Myrtle Beach is, in fact, 60 miles of Atlantic Ocean coastline marketed as “The Grand Strand.” It’s home to 12 communities, some with discreet resorts, others with indiscreet seafood buffets and beachwear emporiums and music venues and monster mini-golf layouts, some complete with monsters.
People live here, of course, a growing number of them ex-Northerners (including not a few Canadians) who seasonally like the weather and the relatively low-priced housing (compared with Toronto) and who quickly develop a taste for she-crab soup, shrimp and grits, and excellent barbecue.
Promoters brag of the area’s 102 golf courses, not including the ones with monsters. Many have been recognized by credible recognizers as among the nation’s finest public courses. And any community with that many elite places to abuse $50-a-dozen Titleists is going to have elite places for duffers to rest their heads – and now you’re beginning to get the picture, aren’t you?
So there’s that. There’s also Broadway at the Beach, a sprawling entertainment-dining-shopping venue that’s nowhere near Broadway and not very close to the beach, but those are mere technicalities. The shopping is mostly youth-oriented, and so is just about everything else, including the obligatory water park and familiar national-brand restaurants.
(Locals will steer you toward longtime favorites, including Sea Captain’s House for South Carolina goodies, Thoroughbreds for steaks, Johnny D’s for waffles and any of two dozen restaurants along Murrells Inlet for seafood, some of it right off the boats.)
Speaking of fish and Murrells: Veteran guide Jamie Moore took me out from there, eight miles into the Atlantic on his 26-foot boat, mainly in search of sharks. Over a couple of rushed hours (my bad) in the afternoon chop, we settled for great conversation, some small sea bass and a 5-pound something. But another party back at the marina brought in two nice groupers, two beautiful dolphin fish (mahi-mahi, not Flipper) and other tasty-looking stuff. Next time: king mackerel, blues, kingfish, tuna, wahoo, shark. Moore’s biggest, out there: “About an 800-pound marlin.”
From a landing between Murrells and the big state park, guide Paul Laurent and I canoed the marsh, observing eagles, a Forster’s tern, egrets, kayakers, paddleboarders and more, and talked about birds we didn’t see – like that elusive painted bunting, “which is about the prettiest bird in the country. It’s like some 4-year-old went out with a magic marker.”
This part of South Carolina was rice-growing country – serious fortunes were made here – until the end of slavery disrupted the labor supply.
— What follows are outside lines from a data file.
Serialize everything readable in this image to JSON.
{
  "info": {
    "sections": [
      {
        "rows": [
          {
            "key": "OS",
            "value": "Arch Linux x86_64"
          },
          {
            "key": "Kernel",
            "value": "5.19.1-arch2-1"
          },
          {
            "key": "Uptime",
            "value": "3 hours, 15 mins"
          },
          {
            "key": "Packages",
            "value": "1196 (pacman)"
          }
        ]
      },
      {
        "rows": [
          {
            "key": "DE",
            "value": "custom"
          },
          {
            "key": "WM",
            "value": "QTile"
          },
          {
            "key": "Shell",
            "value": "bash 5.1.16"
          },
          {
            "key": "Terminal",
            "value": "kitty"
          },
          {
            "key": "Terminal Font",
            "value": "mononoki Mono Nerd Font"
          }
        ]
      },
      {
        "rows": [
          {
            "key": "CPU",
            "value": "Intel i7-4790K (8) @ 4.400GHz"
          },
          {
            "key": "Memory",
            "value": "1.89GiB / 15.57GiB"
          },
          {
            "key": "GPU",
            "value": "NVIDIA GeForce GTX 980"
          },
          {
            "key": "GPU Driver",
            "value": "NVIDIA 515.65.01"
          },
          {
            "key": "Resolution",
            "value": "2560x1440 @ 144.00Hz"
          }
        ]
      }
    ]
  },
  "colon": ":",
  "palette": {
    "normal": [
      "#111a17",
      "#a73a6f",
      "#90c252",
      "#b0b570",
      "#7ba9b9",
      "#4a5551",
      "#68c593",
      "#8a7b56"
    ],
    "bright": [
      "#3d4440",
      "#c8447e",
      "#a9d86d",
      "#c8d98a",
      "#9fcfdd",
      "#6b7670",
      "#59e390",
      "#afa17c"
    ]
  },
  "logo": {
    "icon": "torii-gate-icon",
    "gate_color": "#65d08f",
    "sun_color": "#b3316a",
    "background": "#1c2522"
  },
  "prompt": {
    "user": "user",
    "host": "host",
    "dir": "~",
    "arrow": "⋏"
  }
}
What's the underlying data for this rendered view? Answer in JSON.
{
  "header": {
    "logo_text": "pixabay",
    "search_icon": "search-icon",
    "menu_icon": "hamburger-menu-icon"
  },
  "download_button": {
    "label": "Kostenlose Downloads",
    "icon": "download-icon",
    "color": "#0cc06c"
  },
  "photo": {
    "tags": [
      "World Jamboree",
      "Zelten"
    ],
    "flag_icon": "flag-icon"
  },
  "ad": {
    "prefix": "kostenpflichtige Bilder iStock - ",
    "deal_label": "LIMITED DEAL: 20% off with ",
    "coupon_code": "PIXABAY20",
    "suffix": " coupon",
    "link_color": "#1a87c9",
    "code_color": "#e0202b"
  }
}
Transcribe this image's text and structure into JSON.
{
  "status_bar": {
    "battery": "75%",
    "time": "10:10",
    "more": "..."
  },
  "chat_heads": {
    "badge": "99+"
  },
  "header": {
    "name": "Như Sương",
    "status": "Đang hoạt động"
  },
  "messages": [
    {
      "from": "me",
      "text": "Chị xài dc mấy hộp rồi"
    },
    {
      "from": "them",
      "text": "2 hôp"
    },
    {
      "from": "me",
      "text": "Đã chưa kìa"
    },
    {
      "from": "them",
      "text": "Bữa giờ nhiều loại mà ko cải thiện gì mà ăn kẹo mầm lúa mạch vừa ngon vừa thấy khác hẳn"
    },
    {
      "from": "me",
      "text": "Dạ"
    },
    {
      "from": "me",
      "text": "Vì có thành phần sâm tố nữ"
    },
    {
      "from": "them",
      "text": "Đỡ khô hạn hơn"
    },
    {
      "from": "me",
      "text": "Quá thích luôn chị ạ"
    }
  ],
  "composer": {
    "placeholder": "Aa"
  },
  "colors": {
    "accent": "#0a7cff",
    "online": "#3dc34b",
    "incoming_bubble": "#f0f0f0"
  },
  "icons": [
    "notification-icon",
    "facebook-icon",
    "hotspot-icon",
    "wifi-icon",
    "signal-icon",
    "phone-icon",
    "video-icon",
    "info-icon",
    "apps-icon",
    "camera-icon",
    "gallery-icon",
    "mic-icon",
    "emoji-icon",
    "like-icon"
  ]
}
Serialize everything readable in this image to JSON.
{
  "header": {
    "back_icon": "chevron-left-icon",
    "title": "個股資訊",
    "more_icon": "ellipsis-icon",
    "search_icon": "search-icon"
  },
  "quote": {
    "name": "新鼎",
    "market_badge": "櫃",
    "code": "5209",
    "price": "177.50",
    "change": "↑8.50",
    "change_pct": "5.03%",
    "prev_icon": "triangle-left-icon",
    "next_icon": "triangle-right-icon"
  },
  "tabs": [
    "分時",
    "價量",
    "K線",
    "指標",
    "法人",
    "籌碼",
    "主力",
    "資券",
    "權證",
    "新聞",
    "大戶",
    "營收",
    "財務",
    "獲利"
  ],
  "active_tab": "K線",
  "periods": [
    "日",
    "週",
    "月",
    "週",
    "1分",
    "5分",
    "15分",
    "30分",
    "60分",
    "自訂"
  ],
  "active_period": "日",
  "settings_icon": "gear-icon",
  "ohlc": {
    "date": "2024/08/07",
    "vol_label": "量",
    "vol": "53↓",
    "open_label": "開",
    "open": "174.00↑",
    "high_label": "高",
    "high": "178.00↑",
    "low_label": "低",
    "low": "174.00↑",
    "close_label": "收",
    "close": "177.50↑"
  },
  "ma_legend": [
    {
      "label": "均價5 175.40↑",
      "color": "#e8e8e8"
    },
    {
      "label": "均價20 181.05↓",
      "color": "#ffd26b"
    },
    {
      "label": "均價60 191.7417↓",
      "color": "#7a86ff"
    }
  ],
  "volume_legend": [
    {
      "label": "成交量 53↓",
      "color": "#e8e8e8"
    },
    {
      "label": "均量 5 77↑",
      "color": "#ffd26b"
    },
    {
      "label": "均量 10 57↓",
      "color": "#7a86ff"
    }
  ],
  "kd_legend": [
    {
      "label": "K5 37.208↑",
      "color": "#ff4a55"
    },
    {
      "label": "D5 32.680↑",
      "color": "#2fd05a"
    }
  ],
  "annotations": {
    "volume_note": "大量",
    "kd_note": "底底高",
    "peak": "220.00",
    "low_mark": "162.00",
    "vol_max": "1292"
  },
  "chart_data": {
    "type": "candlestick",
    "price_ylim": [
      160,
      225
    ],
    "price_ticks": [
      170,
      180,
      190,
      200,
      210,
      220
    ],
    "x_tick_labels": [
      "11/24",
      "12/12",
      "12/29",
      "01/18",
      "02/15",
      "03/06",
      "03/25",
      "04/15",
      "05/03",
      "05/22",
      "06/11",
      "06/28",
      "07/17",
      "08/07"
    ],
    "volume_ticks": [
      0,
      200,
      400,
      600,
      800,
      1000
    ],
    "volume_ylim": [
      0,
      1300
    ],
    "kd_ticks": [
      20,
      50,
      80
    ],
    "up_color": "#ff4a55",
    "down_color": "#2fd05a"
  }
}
The South Carolina Civil War Museum, a small but interesting collection affixed to a gun range inland from the beaches, provided this synopsis from a particular point of view: “Lincoln overthrew the Second Republic of the United States established by the U.S. Constitution when he launched his war against the South.”
Four former rice plantations form the core of Brookgreen Gardens. Its sculpture collection would be reason enough to visit, but – history again – flat-bottom boat tours of waterways separating what were rice fields tell a more complicated story.
And there are those 60 miles of beach. A few get pretty crowded in summer vacation season – but in all seasons, beaches can be found away from the SkyWheel that are quiet enough for a solitary morning jog or a hand-in-hand walk with someone you like a lot.
And Pelicans baseball, where a good seat can be had for the price of a beer in the big leagues.
And where you may even see a little bunting.